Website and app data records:
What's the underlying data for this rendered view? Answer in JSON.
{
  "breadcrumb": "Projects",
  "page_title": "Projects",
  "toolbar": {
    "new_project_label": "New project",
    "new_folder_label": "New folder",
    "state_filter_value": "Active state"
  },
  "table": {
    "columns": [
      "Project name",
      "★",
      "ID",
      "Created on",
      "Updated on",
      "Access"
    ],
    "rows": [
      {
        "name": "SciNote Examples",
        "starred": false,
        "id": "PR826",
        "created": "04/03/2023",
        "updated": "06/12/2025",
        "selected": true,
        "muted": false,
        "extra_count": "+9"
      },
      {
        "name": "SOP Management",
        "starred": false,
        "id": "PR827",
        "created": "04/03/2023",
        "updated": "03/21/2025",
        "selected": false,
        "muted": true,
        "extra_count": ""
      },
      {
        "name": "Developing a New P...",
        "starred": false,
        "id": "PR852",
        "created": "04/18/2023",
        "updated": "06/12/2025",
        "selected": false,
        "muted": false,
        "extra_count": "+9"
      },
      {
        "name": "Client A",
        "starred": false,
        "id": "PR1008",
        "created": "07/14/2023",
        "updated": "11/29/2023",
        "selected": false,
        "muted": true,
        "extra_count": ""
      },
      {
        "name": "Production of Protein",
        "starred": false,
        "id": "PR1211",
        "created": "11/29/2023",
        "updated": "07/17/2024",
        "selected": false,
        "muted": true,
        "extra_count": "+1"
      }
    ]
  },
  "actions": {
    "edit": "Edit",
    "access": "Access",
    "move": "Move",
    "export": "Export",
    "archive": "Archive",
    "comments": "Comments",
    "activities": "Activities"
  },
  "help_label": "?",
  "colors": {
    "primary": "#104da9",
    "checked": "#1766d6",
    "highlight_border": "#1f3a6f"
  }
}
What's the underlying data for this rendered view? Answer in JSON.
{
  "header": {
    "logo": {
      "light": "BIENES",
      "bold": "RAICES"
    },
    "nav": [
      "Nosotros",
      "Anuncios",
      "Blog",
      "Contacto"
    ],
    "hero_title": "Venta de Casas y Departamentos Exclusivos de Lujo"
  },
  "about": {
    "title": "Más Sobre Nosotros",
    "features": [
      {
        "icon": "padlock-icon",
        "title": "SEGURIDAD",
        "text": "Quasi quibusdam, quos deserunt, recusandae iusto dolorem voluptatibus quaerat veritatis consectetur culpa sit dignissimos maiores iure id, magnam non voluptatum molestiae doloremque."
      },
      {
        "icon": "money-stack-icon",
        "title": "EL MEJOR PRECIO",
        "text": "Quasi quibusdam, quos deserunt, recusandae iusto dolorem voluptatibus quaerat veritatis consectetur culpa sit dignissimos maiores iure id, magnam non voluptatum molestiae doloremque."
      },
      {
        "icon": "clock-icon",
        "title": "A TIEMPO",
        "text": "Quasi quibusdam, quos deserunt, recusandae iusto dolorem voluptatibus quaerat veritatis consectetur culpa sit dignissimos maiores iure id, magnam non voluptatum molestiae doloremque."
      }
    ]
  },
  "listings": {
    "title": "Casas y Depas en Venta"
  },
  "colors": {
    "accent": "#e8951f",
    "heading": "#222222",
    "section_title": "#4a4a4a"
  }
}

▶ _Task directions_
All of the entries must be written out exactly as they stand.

▶ _Task result_
What's the underlying data for this rendered view? Answer in JSON.
{
  "breadcrumb": "Projects",
  "page_title": "Projects",
  "toolbar": {
    "new_project_label": "New project",
    "new_folder_label": "New folder",
    "state_filter_value": "Active state"
  },
  "table": {
    "columns": [
      "Project name",
      "★",
      "ID",
      "Created on",
      "Updated on",
      "Access"
    ],
    "rows": [
      {
        "name": "SciNote Examples",
        "starred": false,
        "id": "PR826",
        "created": "04/03/2023",
        "updated": "06/12/2025",
        "selected": true,
        "muted": false,
        "extra_count": "+9"
      },
      {
        "name": "SOP Management",
        "starred": false,
        "id": "PR827",
        "created": "04/03/2023",
        "updated": "03/21/2025",
        "selected": false,
        "muted": true,
        "extra_count": ""
      },
      {
        "name": "Developing a New P...",
        "starred": false,
        "id": "PR852",
        "created": "04/18/2023",
        "updated": "06/12/2025",
        "selected": false,
        "muted": false,
        "extra_count": "+9"
      },
      {
        "name": "Client A",
        "starred": false,
        "id": "PR1008",
        "created": "07/14/2023",
        "updated": "11/29/2023",
        "selected": false,
        "muted": true,
        "extra_count": ""
      },
      {
        "name": "Production of Protein",
        "starred": false,
        "id": "PR1211",
        "created": "11/29/2023",
        "updated": "07/17/2024",
        "selected": false,
        "muted": true,
        "extra_count": "+1"
      }
    ]
  },
  "actions": {
    "edit": "Edit",
    "access": "Access",
    "move": "Move",
    "export": "Export",
    "archive": "Archive",
    "comments": "Comments",
    "activities": "Activities"
  },
  "help_label": "?",
  "colors": {
    "primary": "#104da9",
    "checked": "#1766d6",
    "highlight_border": "#1f3a6f"
  }
}
What's the underlying data for this rendered view? Answer in JSON.
{
  "header": {
    "logo": {
      "light": "BIENES",
      "bold": "RAICES"
    },
    "nav": [
      "Nosotros",
      "Anuncios",
      "Blog",
      "Contacto"
    ],
    "hero_title": "Venta de Casas y Departamentos Exclusivos de Lujo"
  },
  "about": {
    "title": "Más Sobre Nosotros",
    "features": [
      {
        "icon": "padlock-icon",
        "title": "SEGURIDAD",
        "text": "Quasi quibusdam, quos deserunt, recusandae iusto dolorem voluptatibus quaerat veritatis consectetur culpa sit dignissimos maiores iure id, magnam non voluptatum molestiae doloremque."
      },
      {
        "icon": "money-stack-icon",
        "title": "EL MEJOR PRECIO",
        "text": "Quasi quibusdam, quos deserunt, recusandae iusto dolorem voluptatibus quaerat veritatis consectetur culpa sit dignissimos maiores iure id, magnam non voluptatum molestiae doloremque."
      },
      {
        "icon": "clock-icon",
        "title": "A TIEMPO",
        "text": "Quasi quibusdam, quos deserunt, recusandae iusto dolorem voluptatibus quaerat veritatis consectetur culpa sit dignissimos maiores iure id, magnam non voluptatum molestiae doloremque."
      }
    ]
  },
  "listings": {
    "title": "Casas y Depas en Venta"
  },
  "colors": {
    "accent": "#e8951f",
    "heading": "#222222",
    "section_title": "#4a4a4a"
  }
}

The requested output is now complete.